Getting Inside of the Mask

  • Mike McCurry
  • 03/3/16
A handful of young men of high-school age sat around the circle while their teacher moderated a difficult issue: being true to themselves. In this exercise, they were each given a mask and asked to write words about how the world sees them on the outside of it. Then they were asked to write on the inside some things they were hiding from the world. The teacher pointed out that many had pain and anger written inside, while on the outside, they had written positive words like “funny” and “smart.”
 
This scene was being played out in a documentary movie called “The Mask You Live In” by Jennifer Siebel Newsom. Its viewing at Hinsdale Central was part of the Community Speaker Series presented by District 181 FoundationThe Community House, and Hinsdale Township High School District 86. Sitting in the front row (and having two boys), I found myself intrigued to hear more about this mask and why our boys learn to keep their feelings inside it.
 
The film points out that boys often hear their role models and coaches using words and phrases that are initially confusing to them but quickly seem culturally commonplace. You’ve heard these phrases before: “Stop acting like a girl,” “mama’s boy,” “man up,” “boys don’t cry,” and of course, “be a man!” They feel the pressure to mask these feelings for fear of being rejected by their peer group, by their teammates, and by other students. Boys sometimes turn to violence to prove themselves and become numb to their true selves. The movie depicted this, showing how the process of socialization sometimes goes off the rails.
 
I have often said that my third-grade son’s class has a boy code similar to the movie “Fight Club.” Torturing them wouldn’t reveal any secrets. They are jousting and pounding their way, figuring out the dynamics, the hierarchy, the alpha dogs, and how they fit into it all. They run around town like a band of outlaws, playing sports, going to each other’s birthday parties — they are fairly raw and honest with each other at least for now, they haven’t put on the mask.
 
The movie explains, however, that some boys within the group dynamics fall into a false self role to survive — or they can be made to feel outcast for being different. As they get older, they tend to mask, medicate, stop communicating and disconnect from their emotions … and violence becomes the method for conflict resolution.
 
This film helped me reflect on my upbringing, my values, and my role as a dad and husband. Our involvement, especially in the early developing years of our children, makes a tremendous impact on them. We need to model and help them learn a healthy view of equality and differences between men and women. Our language should reflect a culture that values feelings and respect and care for each other. And we need to get underneath the mask and allow our children to be themselves and to thrive.
 
Mike is a Clarendon Hills resident; husband; Indian prince; Indian Guide Dad; a Coach; an “old” football player and a real estate broker. Mike’s columns are usually crafted about the buzz in and around the area. It sometimes has a spin on real estate or cultural information, highlights a new business, or announces school happenings. He might include a “get-to-know” about some of our interesting residents and even a little about history. Whatever it is, it is sure to be about the “Talk of the Town”.
 
 

Work With Us

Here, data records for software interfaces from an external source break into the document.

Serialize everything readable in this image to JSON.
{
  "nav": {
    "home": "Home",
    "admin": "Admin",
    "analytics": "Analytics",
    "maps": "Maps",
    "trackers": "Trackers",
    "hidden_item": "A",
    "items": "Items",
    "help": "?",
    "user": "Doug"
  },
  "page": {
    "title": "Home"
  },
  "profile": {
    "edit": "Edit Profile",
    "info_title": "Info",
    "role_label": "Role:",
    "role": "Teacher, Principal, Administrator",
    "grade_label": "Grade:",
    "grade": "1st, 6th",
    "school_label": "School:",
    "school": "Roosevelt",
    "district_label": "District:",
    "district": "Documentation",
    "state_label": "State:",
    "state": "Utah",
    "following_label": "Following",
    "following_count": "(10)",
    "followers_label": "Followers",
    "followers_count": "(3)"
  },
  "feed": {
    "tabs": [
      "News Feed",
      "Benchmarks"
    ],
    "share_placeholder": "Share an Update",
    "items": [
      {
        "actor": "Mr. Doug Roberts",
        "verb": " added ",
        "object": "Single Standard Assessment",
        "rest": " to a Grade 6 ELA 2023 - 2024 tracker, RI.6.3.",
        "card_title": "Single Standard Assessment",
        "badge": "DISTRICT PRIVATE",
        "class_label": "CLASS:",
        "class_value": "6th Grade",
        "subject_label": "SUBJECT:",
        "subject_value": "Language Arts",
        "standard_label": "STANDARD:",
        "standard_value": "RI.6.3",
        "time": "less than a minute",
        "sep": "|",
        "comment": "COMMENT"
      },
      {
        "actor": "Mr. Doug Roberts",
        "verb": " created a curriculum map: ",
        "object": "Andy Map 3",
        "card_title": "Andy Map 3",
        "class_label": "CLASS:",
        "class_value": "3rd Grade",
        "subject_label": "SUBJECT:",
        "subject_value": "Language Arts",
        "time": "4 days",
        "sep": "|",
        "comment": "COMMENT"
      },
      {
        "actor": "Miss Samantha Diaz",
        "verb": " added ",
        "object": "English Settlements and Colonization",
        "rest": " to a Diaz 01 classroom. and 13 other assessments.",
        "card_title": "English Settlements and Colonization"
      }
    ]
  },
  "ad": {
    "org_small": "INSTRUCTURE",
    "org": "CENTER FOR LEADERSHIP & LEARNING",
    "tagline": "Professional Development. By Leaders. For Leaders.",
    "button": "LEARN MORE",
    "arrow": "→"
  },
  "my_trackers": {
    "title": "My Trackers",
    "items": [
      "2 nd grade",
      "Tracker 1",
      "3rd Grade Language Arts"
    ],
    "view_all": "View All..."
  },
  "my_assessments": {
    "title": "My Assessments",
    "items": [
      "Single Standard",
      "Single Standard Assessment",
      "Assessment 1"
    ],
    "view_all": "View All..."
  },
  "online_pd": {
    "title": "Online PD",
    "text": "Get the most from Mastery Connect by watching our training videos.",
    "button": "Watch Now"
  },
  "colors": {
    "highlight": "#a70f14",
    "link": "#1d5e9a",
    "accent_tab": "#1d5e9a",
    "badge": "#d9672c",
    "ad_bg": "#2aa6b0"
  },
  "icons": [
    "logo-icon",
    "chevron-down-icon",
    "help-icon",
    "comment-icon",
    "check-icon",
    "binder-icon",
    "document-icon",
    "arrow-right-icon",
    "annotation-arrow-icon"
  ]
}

Mike believes that people are at the heart of every real estate transaction. That’s why his approach to buying and selling always starts with developing a real relationship with his clients.

Follow Us on Instagram